Brief —
Write out the records word for word.

Listed records —
**********

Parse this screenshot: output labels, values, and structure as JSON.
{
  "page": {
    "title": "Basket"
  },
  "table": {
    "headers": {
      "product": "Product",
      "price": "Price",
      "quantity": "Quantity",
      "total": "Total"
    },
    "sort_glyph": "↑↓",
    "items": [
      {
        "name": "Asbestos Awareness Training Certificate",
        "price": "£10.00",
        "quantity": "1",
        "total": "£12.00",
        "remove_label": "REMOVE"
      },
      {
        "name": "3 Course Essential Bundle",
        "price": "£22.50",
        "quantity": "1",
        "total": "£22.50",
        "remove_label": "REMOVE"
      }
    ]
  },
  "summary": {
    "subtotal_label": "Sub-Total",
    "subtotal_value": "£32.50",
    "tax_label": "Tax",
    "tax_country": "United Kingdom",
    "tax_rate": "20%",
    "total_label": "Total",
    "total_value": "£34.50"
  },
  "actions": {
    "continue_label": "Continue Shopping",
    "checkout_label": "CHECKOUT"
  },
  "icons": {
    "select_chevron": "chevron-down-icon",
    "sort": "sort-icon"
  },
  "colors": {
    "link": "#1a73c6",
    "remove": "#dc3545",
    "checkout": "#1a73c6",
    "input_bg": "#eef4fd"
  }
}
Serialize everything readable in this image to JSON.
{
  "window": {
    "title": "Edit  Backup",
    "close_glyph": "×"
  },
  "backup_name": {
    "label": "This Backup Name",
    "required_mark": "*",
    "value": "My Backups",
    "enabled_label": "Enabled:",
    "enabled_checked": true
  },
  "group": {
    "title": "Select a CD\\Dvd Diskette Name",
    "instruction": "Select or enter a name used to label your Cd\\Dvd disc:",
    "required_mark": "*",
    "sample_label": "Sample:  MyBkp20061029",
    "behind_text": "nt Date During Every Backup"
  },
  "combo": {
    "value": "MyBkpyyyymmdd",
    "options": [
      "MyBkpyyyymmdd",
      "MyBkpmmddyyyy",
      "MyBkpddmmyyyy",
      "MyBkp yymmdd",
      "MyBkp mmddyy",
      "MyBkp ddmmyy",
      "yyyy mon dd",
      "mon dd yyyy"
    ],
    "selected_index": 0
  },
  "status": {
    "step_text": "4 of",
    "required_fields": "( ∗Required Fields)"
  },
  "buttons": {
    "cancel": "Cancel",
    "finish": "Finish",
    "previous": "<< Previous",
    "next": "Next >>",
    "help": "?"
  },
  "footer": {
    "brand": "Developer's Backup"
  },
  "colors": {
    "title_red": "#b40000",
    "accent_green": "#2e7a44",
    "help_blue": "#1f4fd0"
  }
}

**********

Result of the task —
Parse this screenshot: output labels, values, and structure as JSON.
{
  "page": {
    "title": "Basket"
  },
  "table": {
    "headers": {
      "product": "Product",
      "price": "Price",
      "quantity": "Quantity",
      "total": "Total"
    },
    "sort_glyph": "↑↓",
    "items": [
      {
        "name": "Asbestos Awareness Training Certificate",
        "price": "£10.00",
        "quantity": "1",
        "total": "£12.00",
        "remove_label": "REMOVE"
      },
      {
        "name": "3 Course Essential Bundle",
        "price": "£22.50",
        "quantity": "1",
        "total": "£22.50",
        "remove_label": "REMOVE"
      }
    ]
  },
  "summary": {
    "subtotal_label": "Sub-Total",
    "subtotal_value": "£32.50",
    "tax_label": "Tax",
    "tax_country": "United Kingdom",
    "tax_rate": "20%",
    "total_label": "Total",
    "total_value": "£34.50"
  },
  "actions": {
    "continue_label": "Continue Shopping",
    "checkout_label": "CHECKOUT"
  },
  "icons": {
    "select_chevron": "chevron-down-icon",
    "sort": "sort-icon"
  },
  "colors": {
    "link": "#1a73c6",
    "remove": "#dc3545",
    "checkout": "#1a73c6",
    "input_bg": "#eef4fd"
  }
}
Serialize everything readable in this image to JSON.
{
  "window": {
    "title": "Edit  Backup",
    "close_glyph": "×"
  },
  "backup_name": {
    "label": "This Backup Name",
    "required_mark": "*",
    "value": "My Backups",
    "enabled_label": "Enabled:",
    "enabled_checked": true
  },
  "group": {
    "title": "Select a CD\\Dvd Diskette Name",
    "instruction": "Select or enter a name used to label your Cd\\Dvd disc:",
    "required_mark": "*",
    "sample_label": "Sample:  MyBkp20061029",
    "behind_text": "nt Date During Every Backup"
  },
  "combo": {
    "value": "MyBkpyyyymmdd",
    "options": [
      "MyBkpyyyymmdd",
      "MyBkpmmddyyyy",
      "MyBkpddmmyyyy",
      "MyBkp yymmdd",
      "MyBkp mmddyy",
      "MyBkp ddmmyy",
      "yyyy mon dd",
      "mon dd yyyy"
    ],
    "selected_index": 0
  },
  "status": {
    "step_text": "4 of",
    "required_fields": "( ∗Required Fields)"
  },
  "buttons": {
    "cancel": "Cancel",
    "finish": "Finish",
    "previous": "<< Previous",
    "next": "Next >>",
    "help": "?"
  },
  "footer": {
    "brand": "Developer's Backup"
  },
  "colors": {
    "title_red": "#b40000",
    "accent_green": "#2e7a44",
    "help_blue": "#1f4fd0"
  }
}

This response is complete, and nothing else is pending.